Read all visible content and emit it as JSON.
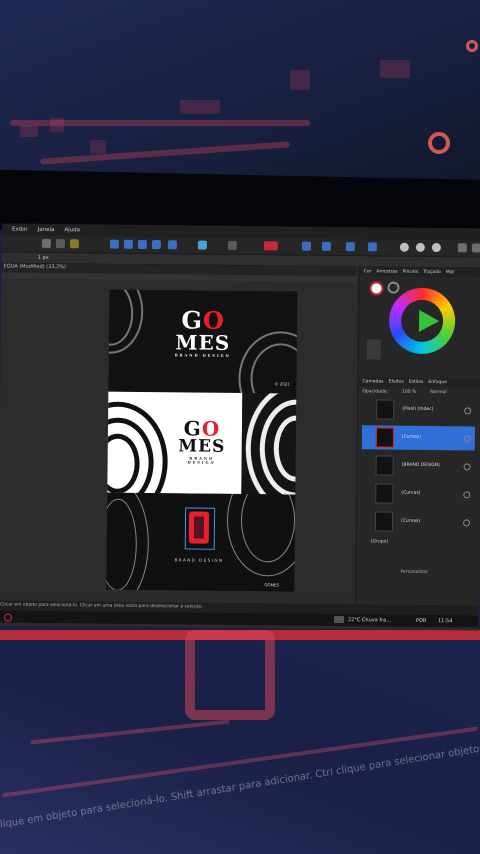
{
  "app": {
    "menu": [
      "Exibir",
      "Janela",
      "Ajuda"
    ],
    "document_tab": "EGUA (Modified) (33,2%)",
    "context_zoom": "1 px"
  },
  "artwork": {
    "logo_line1_a": "G",
    "logo_line1_b": "O",
    "logo_line2": "MES",
    "logo_sub": "BRAND DESIGN",
    "mid_line1_a": "G",
    "mid_line1_b": "O",
    "mid_line2": "MES",
    "mid_sub": "BRAND DESIGN",
    "bottom_sub": "BRAND DESIGN",
    "badge_top": "© 2021",
    "badge_bottom": "GOMES"
  },
  "right_panel": {
    "tabs": [
      "Cor",
      "Amostras",
      "Pincéis",
      "Traçado",
      "Mat"
    ],
    "layers_tabs": [
      "Camadas",
      "Efeitos",
      "Estilos",
      "Enfoque"
    ],
    "opacity_label": "Opacidade:",
    "opacity_value": "100 %",
    "blend_mode": "Normal",
    "layers": [
      {
        "name": "(Pixel) (Indec)",
        "active": false
      },
      {
        "name": "(Curvas)",
        "active": true
      },
      {
        "name": "(BRAND DESIGN)",
        "active": false
      },
      {
        "name": "(Curvas)",
        "active": false
      },
      {
        "name": "(Curvas)",
        "active": false
      }
    ],
    "group_label": "(Grupo)",
    "footer_label": "Personalizar"
  },
  "status_bar": {
    "hint": "Clicar em objeto para selecioná-lo. Clicar em uma área vazia para deselecionar a seleção."
  },
  "taskbar": {
    "weather": "22°C Chuva fra...",
    "lang": "POR",
    "time": "11:54"
  },
  "background_hint": "Clique em objeto para selecioná-lo. Shift arrastar para adicionar. Ctrl clique para selecionar objetos"
}
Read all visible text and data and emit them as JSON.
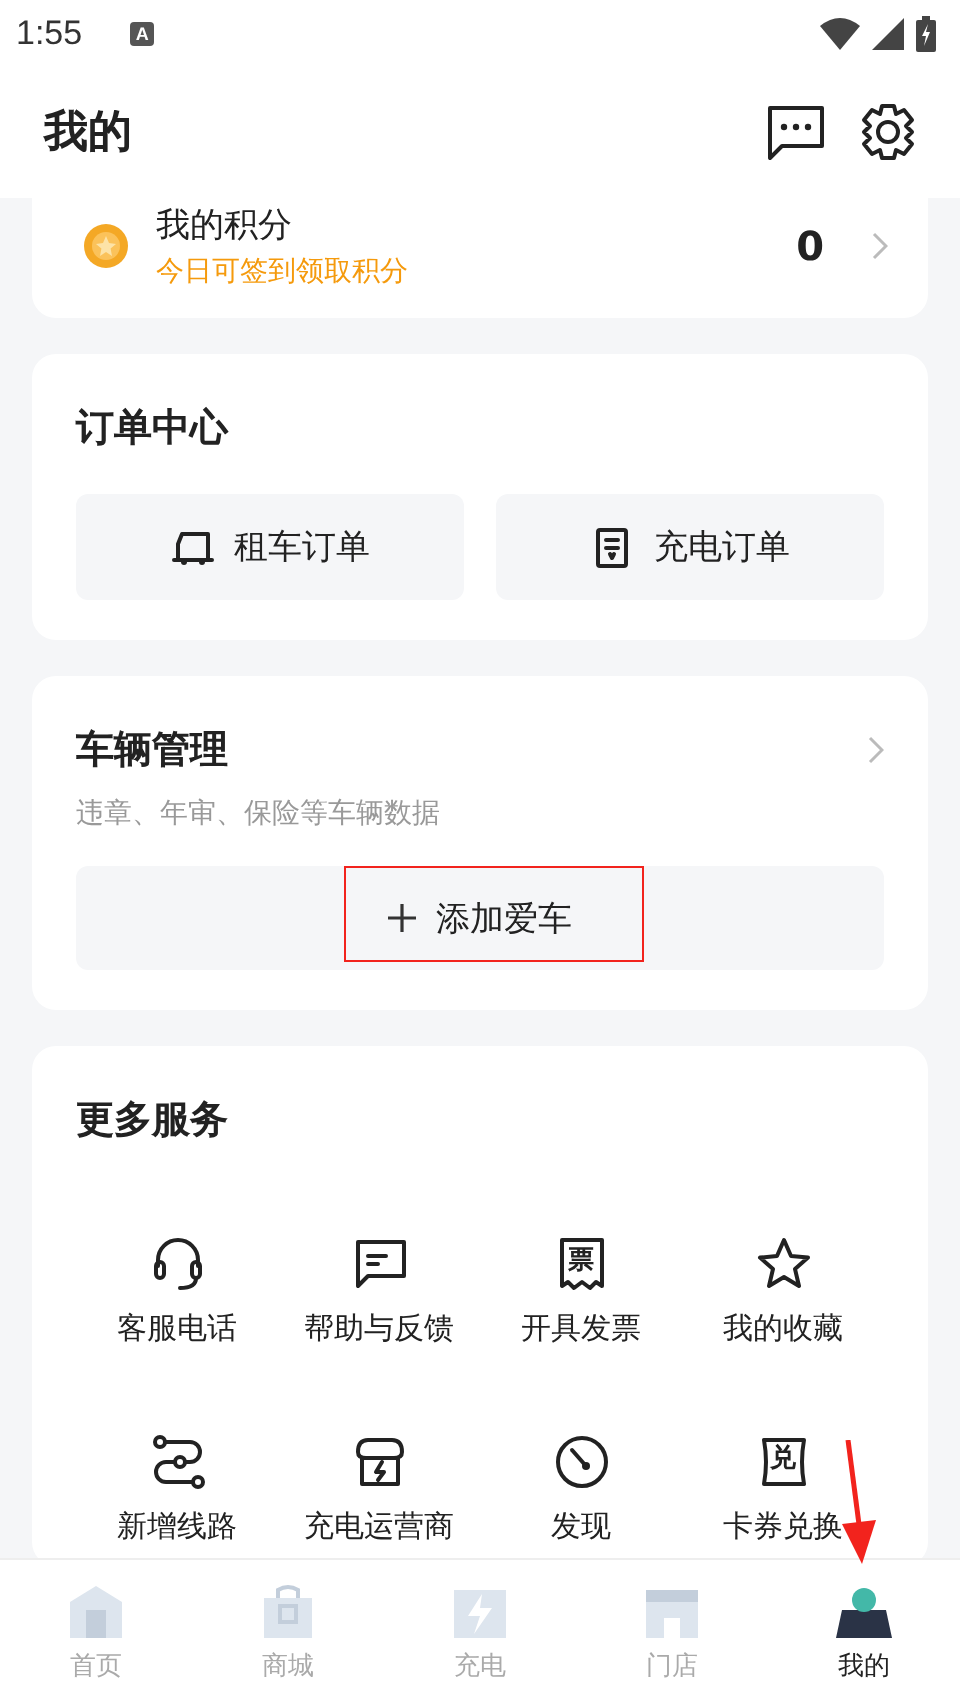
{
  "status_bar": {
    "time": "1:55",
    "notification": "A"
  },
  "header": {
    "title": "我的"
  },
  "points": {
    "title": "我的积分",
    "subtitle": "今日可签到领取积分",
    "value": "0"
  },
  "orders": {
    "title": "订单中心",
    "buttons": [
      {
        "kind": "truck",
        "label": "租车订单"
      },
      {
        "kind": "receipt",
        "label": "充电订单"
      }
    ]
  },
  "vehicle": {
    "title": "车辆管理",
    "subtitle": "违章、年审、保险等车辆数据",
    "add_button": "添加爱车"
  },
  "services": {
    "title": "更多服务",
    "items": [
      {
        "kind": "headset",
        "label": "客服电话"
      },
      {
        "kind": "chat",
        "label": "帮助与反馈"
      },
      {
        "kind": "ticket",
        "icon_text": "票",
        "label": "开具发票"
      },
      {
        "kind": "star",
        "label": "我的收藏"
      },
      {
        "kind": "route",
        "label": "新增线路"
      },
      {
        "kind": "store",
        "label": "充电运营商"
      },
      {
        "kind": "gauge",
        "label": "发现"
      },
      {
        "kind": "coupon",
        "icon_text": "兑",
        "label": "卡券兑换"
      }
    ]
  },
  "tab_bar": [
    {
      "kind": "home",
      "label": "首页",
      "selected": false
    },
    {
      "kind": "bag",
      "label": "商城",
      "selected": false
    },
    {
      "kind": "bolt",
      "label": "充电",
      "selected": false
    },
    {
      "kind": "shop",
      "label": "门店",
      "selected": false
    },
    {
      "kind": "person",
      "label": "我的",
      "selected": true
    }
  ]
}
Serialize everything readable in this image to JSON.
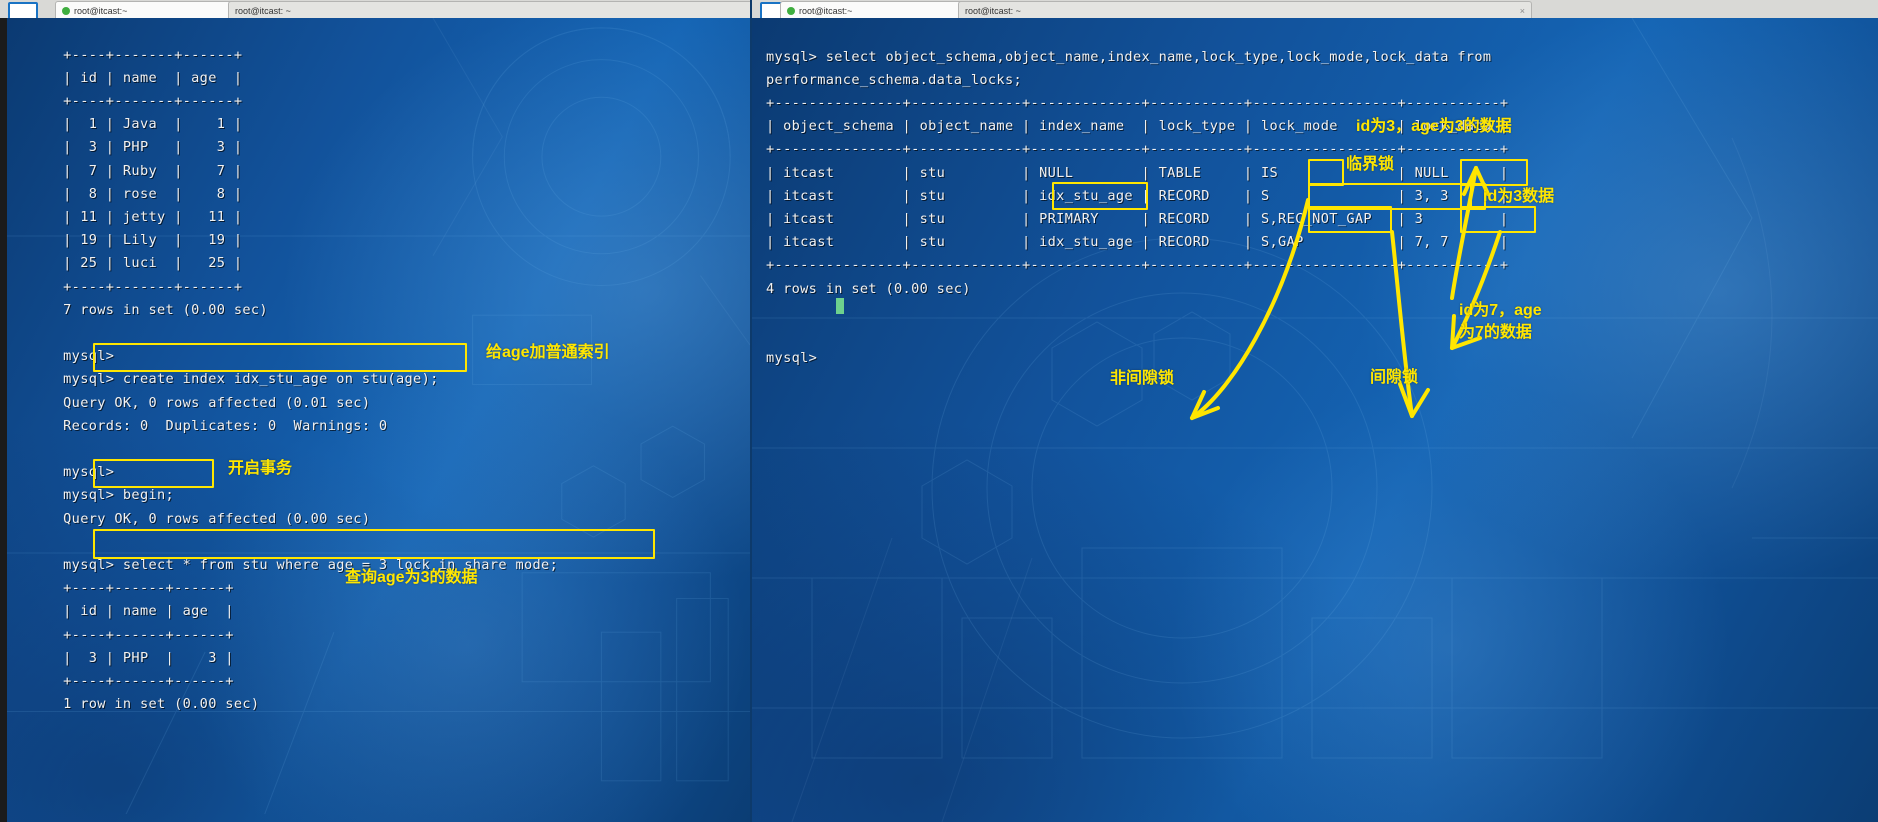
{
  "windows": {
    "left": {
      "tabs": [
        {
          "label": "root@itcast:~",
          "icon": "terminal-tab-icon"
        },
        {
          "label": "root@itcast: ~",
          "icon": "terminal-tab-icon"
        }
      ],
      "terminal_text": "    +----+-------+------+\n    | id | name  | age  |\n    +----+-------+------+\n    |  1 | Java  |    1 |\n    |  3 | PHP   |    3 |\n    |  7 | Ruby  |    7 |\n    |  8 | rose  |    8 |\n    | 11 | jetty |   11 |\n    | 19 | Lily  |   19 |\n    | 25 | luci  |   25 |\n    +----+-------+------+\n    7 rows in set (0.00 sec)\n\n    mysql>\n    mysql> create index idx_stu_age on stu(age);\n    Query OK, 0 rows affected (0.01 sec)\n    Records: 0  Duplicates: 0  Warnings: 0\n\n    mysql>\n    mysql> begin;\n    Query OK, 0 rows affected (0.00 sec)\n\n    mysql> select * from stu where age = 3 lock in share mode;\n    +----+------+------+\n    | id | name | age  |\n    +----+------+------+\n    |  3 | PHP  |    3 |\n    +----+------+------+\n    1 row in set (0.00 sec)"
    },
    "right": {
      "tabs": [
        {
          "label": "root@itcast:~",
          "icon": "terminal-tab-icon"
        },
        {
          "label": "root@itcast: ~",
          "icon": "terminal-tab-icon"
        }
      ],
      "terminal_text": "mysql> select object_schema,object_name,index_name,lock_type,lock_mode,lock_data from\nperformance_schema.data_locks;\n+---------------+-------------+-------------+-----------+-----------------+-----------+\n| object_schema | object_name | index_name  | lock_type | lock_mode       | lock_data |\n+---------------+-------------+-------------+-----------+-----------------+-----------+\n| itcast        | stu         | NULL        | TABLE     | IS              | NULL      |\n| itcast        | stu         | idx_stu_age | RECORD    | S               | 3, 3      |\n| itcast        | stu         | PRIMARY     | RECORD    | S,REC_NOT_GAP   | 3         |\n| itcast        | stu         | idx_stu_age | RECORD    | S,GAP           | 7, 7      |\n+---------------+-------------+-------------+-----------+-----------------+-----------+\n4 rows in set (0.00 sec)\n\n\nmysql>"
    }
  },
  "left_table": {
    "columns": [
      "id",
      "name",
      "age"
    ],
    "rows": [
      [
        "1",
        "Java",
        "1"
      ],
      [
        "3",
        "PHP",
        "3"
      ],
      [
        "7",
        "Ruby",
        "7"
      ],
      [
        "8",
        "rose",
        "8"
      ],
      [
        "11",
        "jetty",
        "11"
      ],
      [
        "19",
        "Lily",
        "19"
      ],
      [
        "25",
        "luci",
        "25"
      ]
    ],
    "footer": "7 rows in set (0.00 sec)"
  },
  "left_result_table": {
    "columns": [
      "id",
      "name",
      "age"
    ],
    "rows": [
      [
        "3",
        "PHP",
        "3"
      ]
    ],
    "footer": "1 row in set (0.00 sec)"
  },
  "locks_table": {
    "columns": [
      "object_schema",
      "object_name",
      "index_name",
      "lock_type",
      "lock_mode",
      "lock_data"
    ],
    "rows": [
      [
        "itcast",
        "stu",
        "NULL",
        "TABLE",
        "IS",
        "NULL"
      ],
      [
        "itcast",
        "stu",
        "idx_stu_age",
        "RECORD",
        "S",
        "3, 3"
      ],
      [
        "itcast",
        "stu",
        "PRIMARY",
        "RECORD",
        "S,REC_NOT_GAP",
        "3"
      ],
      [
        "itcast",
        "stu",
        "idx_stu_age",
        "RECORD",
        "S,GAP",
        "7, 7"
      ]
    ],
    "footer": "4 rows in set (0.00 sec)"
  },
  "commands": {
    "create_index": "create index idx_stu_age on stu(age);",
    "begin": "begin;",
    "select_lock": "select * from stu where age = 3 lock in share mode;",
    "data_locks_query": "select object_schema,object_name,index_name,lock_type,lock_mode,lock_data from performance_schema.data_locks;"
  },
  "annotations": {
    "create_index_note": "给age加普通索引",
    "begin_note": "开启事务",
    "select_note": "查询age为3的数据",
    "id3_age3_note": "id为3，age为3的数据",
    "critical_lock_note": "临界锁",
    "id3_note": "id为3数据",
    "non_gap_lock_note": "非间隙锁",
    "gap_lock_note": "间隙锁",
    "id7_age7_note": "id为7，age\n为7的数据"
  },
  "colors": {
    "highlight": "#ffe600",
    "terminal_text": "#f2f2f2",
    "background": "#12529b",
    "cursor": "#78e08f"
  }
}
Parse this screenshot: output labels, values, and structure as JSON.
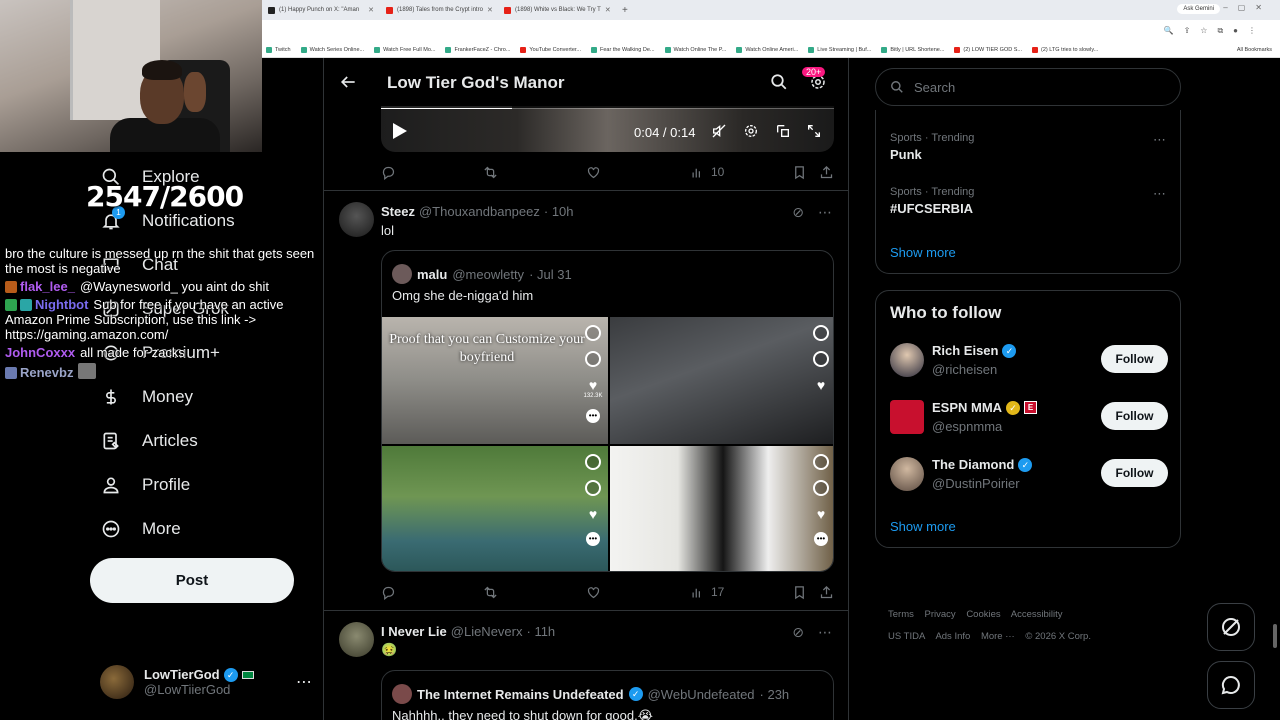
{
  "browser": {
    "tabs": [
      {
        "label": "(1) Happy Punch on X: \"Aman",
        "icon": "x-icon"
      },
      {
        "label": "(1898) Tales from the Crypt intro",
        "icon": "youtube-icon"
      },
      {
        "label": "(1898) White vs Black: We Try T",
        "icon": "youtube-icon"
      }
    ],
    "new_tab": "+",
    "ask_gemini": "Ask Gemini",
    "bookmarks": [
      "Twitch",
      "Watch Series Online...",
      "Watch Free Full Mo...",
      "FrankerFaceZ - Chro...",
      "YouTube Converter...",
      "Fear the Walking De...",
      "Watch Online The P...",
      "Watch Online Ameri...",
      "Live Streaming | Buf...",
      "Bitly | URL Shortene...",
      "(2) LOW TIER GOD S...",
      "(2) LTG tries to slowly..."
    ],
    "all_bookmarks": "All Bookmarks"
  },
  "overlay": {
    "counter": "2547/2600",
    "chat": [
      {
        "user": "",
        "text": "bro the culture is messed up rn the shit that gets seen the most is negative",
        "color": "#ffffff"
      },
      {
        "user": "flak_lee_",
        "text": "@Waynesworld_ you aint do shit",
        "color": "#b05cf0"
      },
      {
        "user": "Nightbot",
        "text": "Sub for free if you have an active Amazon Prime Subscription, use this link -> https://gaming.amazon.com/",
        "color": "#7a6cf0"
      },
      {
        "user": "JohnCoxxx",
        "text": "all made for zacks",
        "color": "#b05cf0"
      },
      {
        "user": "Renevbz",
        "text": "",
        "color": "#9aa4c8"
      }
    ]
  },
  "nav": {
    "items": [
      {
        "label": "Explore",
        "icon": "search-icon"
      },
      {
        "label": "Notifications",
        "icon": "bell-icon"
      },
      {
        "label": "Chat",
        "icon": "chat-icon"
      },
      {
        "label": "Super Grok",
        "icon": "grok-icon"
      },
      {
        "label": "Premium+",
        "icon": "premium-icon"
      },
      {
        "label": "Money",
        "icon": "money-icon"
      },
      {
        "label": "Articles",
        "icon": "articles-icon"
      },
      {
        "label": "Profile",
        "icon": "profile-icon"
      },
      {
        "label": "More",
        "icon": "more-icon"
      }
    ],
    "notifications_badge": "1",
    "post_label": "Post",
    "account": {
      "name": "LowTierGod",
      "handle": "@LowTiierGod",
      "more": "⋯"
    }
  },
  "main": {
    "title": "Low Tier God's Manor",
    "settings_badge": "20+",
    "video": {
      "time": "0:04 / 0:14",
      "progress": 0.29
    },
    "tweets": [
      {
        "views": "10"
      },
      {
        "name": "Steez",
        "handle": "@Thouxandbanpeez",
        "time": "· 10h",
        "text": "lol",
        "quote": {
          "name": "malu",
          "handle": "@meowletty",
          "time": "· Jul 31",
          "text": "Omg she de-nigga'd him",
          "caption": "Proof that you can Customize your boyfriend",
          "likes": "132.3K"
        },
        "views": "17"
      },
      {
        "name": "I Never Lie",
        "handle": "@LieNeverx",
        "time": "· 11h",
        "text": "🤢",
        "quote": {
          "name": "The Internet Remains Undefeated",
          "handle": "@WebUndefeated",
          "time": "· 23h",
          "text": "Nahhhh.. they need to shut down for good.😭"
        }
      }
    ]
  },
  "right": {
    "search_placeholder": "Search",
    "trends": [
      {
        "meta": "Sports · Trending",
        "topic": "Punk"
      },
      {
        "meta": "Sports · Trending",
        "topic": "#UFCSERBIA"
      }
    ],
    "show_more": "Show more",
    "who_to_follow": "Who to follow",
    "follow": [
      {
        "name": "Rich Eisen",
        "handle": "@richeisen",
        "badge": "blue"
      },
      {
        "name": "ESPN MMA",
        "handle": "@espnmma",
        "badge": "gold"
      },
      {
        "name": "The Diamond",
        "handle": "@DustinPoirier",
        "badge": "blue"
      }
    ],
    "follow_label": "Follow",
    "footer": [
      "Terms",
      "Privacy",
      "Cookies",
      "Accessibility",
      "US TIDA",
      "Ads Info",
      "More ···",
      "© 2026 X Corp."
    ]
  }
}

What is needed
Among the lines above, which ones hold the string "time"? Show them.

Result for this task
    "time": "11:54"
    "time": "1:55",
      "time": "0:04 / 0:14",
        "time": "· 10h",
          "time": "· Jul 31",
        "time": "· 11h",
          "time": "· 23h",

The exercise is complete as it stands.